2
$\begingroup$

From Investopedia:

Essentially, CFDs are used by investors to make price bets as to whether the price of the underlying asset or security will rise or fall.

That's the same with stocks, right?

So What is an example situation where it would be better use CFDs instead of stocks?

$\endgroup$
2
  • 2
    $\begingroup$ In some jurisdictions CFD will allow you to pay less taxes (note: I am not a tax lawyer, and in any case I do not recommend CFDs). $\endgroup$
    – noob2
    Apr 10 '20 at 12:53
  • 2
    $\begingroup$ In the UK losses and gains on cfds are tax deductible, which makes them better suited to hedging something else where you will also pay tax. Spread betting I believe is classified as gambling, and as such not taxed. Cfds (on ig index at least) have a higher trading cost. $\endgroup$
    – will
    Apr 10 '20 at 15:38
3
$\begingroup$

Leverage, tax, ease of taking short positions and the risk of losing more than your investment are the main differences to a stock. Note, CFDs are a derivative on a stock hence the similarity in the definition but different features. Like a future, you're taking a position without owning the underlying stock, so you're not paying the upfront price of the stock. Instead you're required to place margin which is a fraction of the stock price, hence your position is leveraged. (There are differences from a future, usually CFDs are not a fixed duration but often charge funding to hold overnight). Because ones profit and loss is the change in the price, losses can exceed your margin or money originally invested.
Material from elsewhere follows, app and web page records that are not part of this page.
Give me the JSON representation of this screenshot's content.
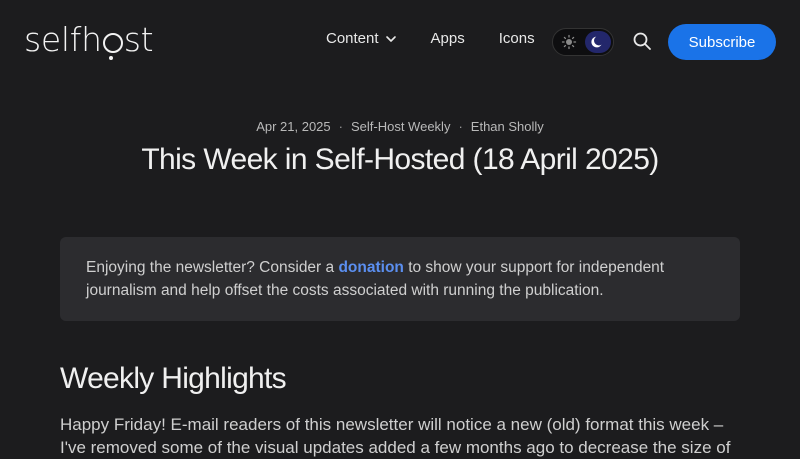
{
  "header": {
    "logo_left": "selfh",
    "logo_right": "st",
    "nav": [
      {
        "label": "Content",
        "has_dropdown": true
      },
      {
        "label": "Apps"
      },
      {
        "label": "Icons"
      }
    ],
    "theme": "dark",
    "subscribe_label": "Subscribe",
    "accent": "#1a73e8"
  },
  "post": {
    "date": "Apr 21, 2025",
    "category": "Self-Host Weekly",
    "author": "Ethan Sholly",
    "title": "This Week in Self-Hosted (18 April 2025)"
  },
  "callout": {
    "prefix": "Enjoying the newsletter? Consider a ",
    "link_text": "donation",
    "suffix": " to show your support for independent journalism and help offset the costs associated with running the publication."
  },
  "section": {
    "heading": "Weekly Highlights",
    "paragraph": "Happy Friday! E-mail readers of this newsletter will notice a new (old) format this week – I've removed some of the visual updates added a few months ago to decrease the size of"
  }
}
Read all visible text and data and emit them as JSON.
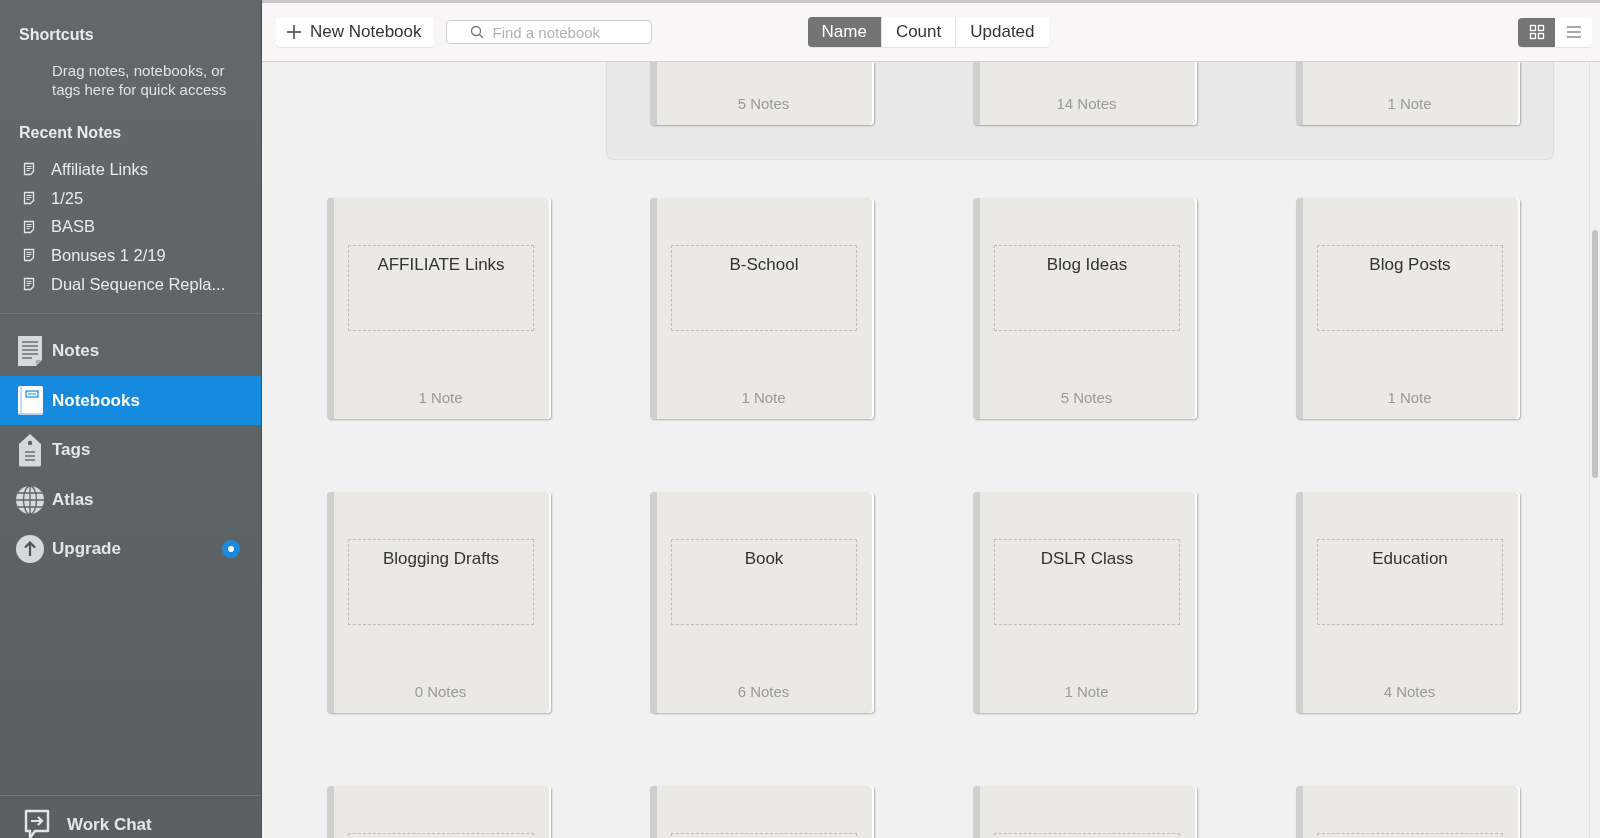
{
  "sidebar": {
    "shortcuts": {
      "title": "Shortcuts",
      "hint": "Drag notes, notebooks, or tags here for quick access"
    },
    "recent_notes": {
      "title": "Recent Notes",
      "items": [
        "Affiliate Links",
        "1/25",
        "BASB",
        "Bonuses 1 2/19",
        "Dual Sequence Repla..."
      ]
    },
    "nav": [
      {
        "label": "Notes",
        "kind": "notes",
        "selected": false,
        "badge": false
      },
      {
        "label": "Notebooks",
        "kind": "notebooks",
        "selected": true,
        "badge": false
      },
      {
        "label": "Tags",
        "kind": "tags",
        "selected": false,
        "badge": false
      },
      {
        "label": "Atlas",
        "kind": "atlas",
        "selected": false,
        "badge": false
      },
      {
        "label": "Upgrade",
        "kind": "upgrade",
        "selected": false,
        "badge": true
      }
    ],
    "footer": {
      "label": "Work Chat"
    }
  },
  "toolbar": {
    "new_button": "New Notebook",
    "search": {
      "placeholder": "Find a notebook"
    },
    "sort_options": [
      {
        "label": "Name",
        "selected": true
      },
      {
        "label": "Count",
        "selected": false
      },
      {
        "label": "Updated",
        "selected": false
      }
    ],
    "view_modes": [
      {
        "kind": "grid",
        "selected": true
      },
      {
        "kind": "list",
        "selected": false
      }
    ]
  },
  "stack": {
    "notebooks": [
      {
        "count": "5 Notes"
      },
      {
        "count": "14 Notes"
      },
      {
        "count": "1 Note"
      }
    ]
  },
  "notebooks": [
    {
      "name": "AFFILIATE Links",
      "count": "1 Note"
    },
    {
      "name": "B-School",
      "count": "1 Note"
    },
    {
      "name": "Blog Ideas",
      "count": "5 Notes"
    },
    {
      "name": "Blog Posts",
      "count": "1 Note"
    },
    {
      "name": "Blogging Drafts",
      "count": "0 Notes"
    },
    {
      "name": "Book",
      "count": "6 Notes"
    },
    {
      "name": "DSLR Class",
      "count": "1 Note"
    },
    {
      "name": "Education",
      "count": "4 Notes"
    }
  ]
}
CFDs and Spreadbetting also have different tax implications than stocks depending on where you are.

Short positions are easier to take.

As you're not buying the underlying stock there are other differences, you don't have voting right for example, and it's not about the units of stocks you trade but the size of the CFD which can be more flexible.

Also you're at the mercy of the provider and the spreads and charges they charge.

In short, the advantage is that they let retail traders bet on (short term) price changes easily with less capital and infrastructure, and possibly more favourable tax treatment, with the disadvantage of risking to lose more than the money invested.

$\endgroup$

Your Answer

By clicking “Post Your Answer”, you agree to our terms of service, privacy policy and cookie policy

Not the answer you're looking for? Browse other questions tagged or ask your own question.